They could barely hold their heads up, yet there was so much that had
to be done for the casualties.
Accidents began to multiply.
Men and women were being thrown headlong down ladders, against walls
and into furniture. The captain's warning to stay away from windows
was forgotten and a group of enlisted men clustered about a porthole
to look out. Then - crash! - a huge sea smashed into the glass, shattering
it to fragments. Many were cut. One man would have died on the spot
if a quick-thinking sergeant hadn't clamped his thumb on the man's severed
jugular vein. Beside sewing up this man's throat, the doctors took seventeen
stitches in his face and eleven in his leg. Yes, the captain had known
what he' was talking about!
The sea and wind were now doing
their best to tear the lifeboats away and deck crews worked constantly
to keep them securely lashed. I found out later the deck engineers were
out in that storm off and on all night lashing those boats.
were constantly on the move, taking care of frayed wires and short circuits.
A fire broke out, but was brought under control.
By now the
sea had become an inferno minus only the flames. Waves forty feet high
picked us up, and then threw us down and down until we thought we would
never come up again.
The sea had not spent itself when the doctors
were called upon to operate. It meant saving a man's life, and blood
plasma had to be administered. (Give a pint of blood when you can. I

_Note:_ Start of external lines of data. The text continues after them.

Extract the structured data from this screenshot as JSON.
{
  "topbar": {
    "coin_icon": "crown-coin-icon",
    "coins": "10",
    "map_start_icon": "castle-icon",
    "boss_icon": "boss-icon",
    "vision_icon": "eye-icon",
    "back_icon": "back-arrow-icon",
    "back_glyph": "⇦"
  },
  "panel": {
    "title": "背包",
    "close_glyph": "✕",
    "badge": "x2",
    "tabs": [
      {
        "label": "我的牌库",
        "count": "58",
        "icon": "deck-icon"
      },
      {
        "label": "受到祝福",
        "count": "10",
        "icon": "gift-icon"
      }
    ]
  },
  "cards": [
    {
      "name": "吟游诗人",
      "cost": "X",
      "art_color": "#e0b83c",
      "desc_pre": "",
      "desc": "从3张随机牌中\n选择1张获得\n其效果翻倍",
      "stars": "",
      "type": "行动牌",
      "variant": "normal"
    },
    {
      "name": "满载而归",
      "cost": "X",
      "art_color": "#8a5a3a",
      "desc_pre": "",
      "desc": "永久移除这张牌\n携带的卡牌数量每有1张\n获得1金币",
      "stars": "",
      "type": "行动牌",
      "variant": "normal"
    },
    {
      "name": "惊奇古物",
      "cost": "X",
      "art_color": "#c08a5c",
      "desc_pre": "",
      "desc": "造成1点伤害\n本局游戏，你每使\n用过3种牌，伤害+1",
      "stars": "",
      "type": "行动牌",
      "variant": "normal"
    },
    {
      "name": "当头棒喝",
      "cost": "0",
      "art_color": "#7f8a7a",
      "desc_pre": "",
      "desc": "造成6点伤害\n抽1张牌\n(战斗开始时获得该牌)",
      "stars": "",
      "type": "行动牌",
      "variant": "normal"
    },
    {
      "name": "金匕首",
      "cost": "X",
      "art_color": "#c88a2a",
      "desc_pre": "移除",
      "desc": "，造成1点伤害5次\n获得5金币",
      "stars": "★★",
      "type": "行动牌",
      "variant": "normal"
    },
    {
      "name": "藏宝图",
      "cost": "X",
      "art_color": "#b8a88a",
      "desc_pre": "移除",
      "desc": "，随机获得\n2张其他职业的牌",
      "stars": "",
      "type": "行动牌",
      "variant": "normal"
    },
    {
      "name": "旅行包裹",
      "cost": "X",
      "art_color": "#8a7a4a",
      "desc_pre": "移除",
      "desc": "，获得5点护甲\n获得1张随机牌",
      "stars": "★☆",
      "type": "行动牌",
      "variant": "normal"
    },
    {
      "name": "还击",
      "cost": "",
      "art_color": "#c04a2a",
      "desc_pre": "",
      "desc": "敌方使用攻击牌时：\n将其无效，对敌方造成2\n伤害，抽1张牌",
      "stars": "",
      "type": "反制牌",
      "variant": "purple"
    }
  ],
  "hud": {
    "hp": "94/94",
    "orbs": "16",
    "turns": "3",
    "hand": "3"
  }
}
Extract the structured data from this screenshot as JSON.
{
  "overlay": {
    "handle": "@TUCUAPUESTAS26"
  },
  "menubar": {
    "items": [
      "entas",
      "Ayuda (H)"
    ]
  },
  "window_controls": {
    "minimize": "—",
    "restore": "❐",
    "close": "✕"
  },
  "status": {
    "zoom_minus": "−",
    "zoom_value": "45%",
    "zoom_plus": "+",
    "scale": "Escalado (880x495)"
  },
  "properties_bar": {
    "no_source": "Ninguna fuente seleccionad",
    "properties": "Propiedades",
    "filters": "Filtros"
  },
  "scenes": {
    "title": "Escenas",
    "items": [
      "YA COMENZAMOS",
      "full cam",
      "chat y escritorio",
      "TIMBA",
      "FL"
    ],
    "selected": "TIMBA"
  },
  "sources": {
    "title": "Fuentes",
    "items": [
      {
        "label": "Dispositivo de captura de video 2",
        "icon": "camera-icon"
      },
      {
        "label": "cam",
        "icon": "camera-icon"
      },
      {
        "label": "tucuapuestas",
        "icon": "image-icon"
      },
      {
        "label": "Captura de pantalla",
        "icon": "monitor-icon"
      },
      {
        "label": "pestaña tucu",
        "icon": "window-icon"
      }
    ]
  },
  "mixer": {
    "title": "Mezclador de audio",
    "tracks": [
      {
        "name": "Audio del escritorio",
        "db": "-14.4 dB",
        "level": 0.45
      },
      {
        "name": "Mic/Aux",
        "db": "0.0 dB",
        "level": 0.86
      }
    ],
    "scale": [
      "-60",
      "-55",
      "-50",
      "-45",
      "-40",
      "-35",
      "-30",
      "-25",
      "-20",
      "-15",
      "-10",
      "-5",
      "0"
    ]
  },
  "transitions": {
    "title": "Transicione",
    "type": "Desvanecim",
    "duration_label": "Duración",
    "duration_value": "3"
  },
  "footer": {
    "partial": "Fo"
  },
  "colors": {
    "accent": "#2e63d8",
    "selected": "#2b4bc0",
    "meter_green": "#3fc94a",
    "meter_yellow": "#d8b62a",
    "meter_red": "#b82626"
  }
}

tell you in all honesty that it truly saves men's lives.) It meant operating
on a table that was rocking tumultuously, in a room with all its windows
knocked out, by doctors and nurses so sick they could barely hold their
heads up. Yet the anesthetic was given and the operation successfully
performed. . . .
I became acquainted with some of the casualties
on the return trip to New York and I found that those who were the most
severely wounded were least inclined to brood over their misfortune.
Most were quite cheerful and happy beyond words to be going back home.
Some who were badly maimed dreaded seeing their families and friends
for the first time for fear of a too-sympathetic reaction. Sympathy
is the one thing they do not want.
I couldn't help but compare
my feelings at returning home to the feelings of those soldiers who
were returning as they were. What mental torture they must have gone
through on the return trip - wondering what would await them at home,
wondering if their sacrifices would be remembered in a world quick to
forget. I, for one, won't forget. I'll remember those men to my dying
I have said very little about the nurses aboard the
Lady Luck because I wanted to see how they stacked up at the end of
the trip. Believe me, they stacked up all aces. There's very little
ballyhoo about nurses. They do a non-spectacular job well and that's
that, but if the public could see the sacrifices they make, the backbreaking
work they do, the countless odd jobs that keep them on the go at all
hours - well, verbal praise is inadequate. I have seen those nurses
so seasick they could hardly stand up, but it didn't interfere with
their administering to the wants of the wounded. The cheerful smile
was still there. The willing hands were still available. Nothing I can
say here can do those nurses justice.
The same goes for the
doctors and the enlisted men, too. They worked under the most trying
conditions sometimes, but always quietly and efficiently. There is no
glory in the work they do, only the satisfaction of knowing they are
tending to the humane part of war. And if anyone tells you the overseas
medical corps is a safe outfit brother, put them straight for me.
I doubt if there is one person who served on the staff of the
Lady Luck who isn't more than a little proud of her. She still is carrying
on her work of mercy "over there." Yes, ladies and gentlemen, I give
you a ship small in size but big in deed - a gallant lady of mercy -
the Lady Luck. THE END Posted 7/24/2011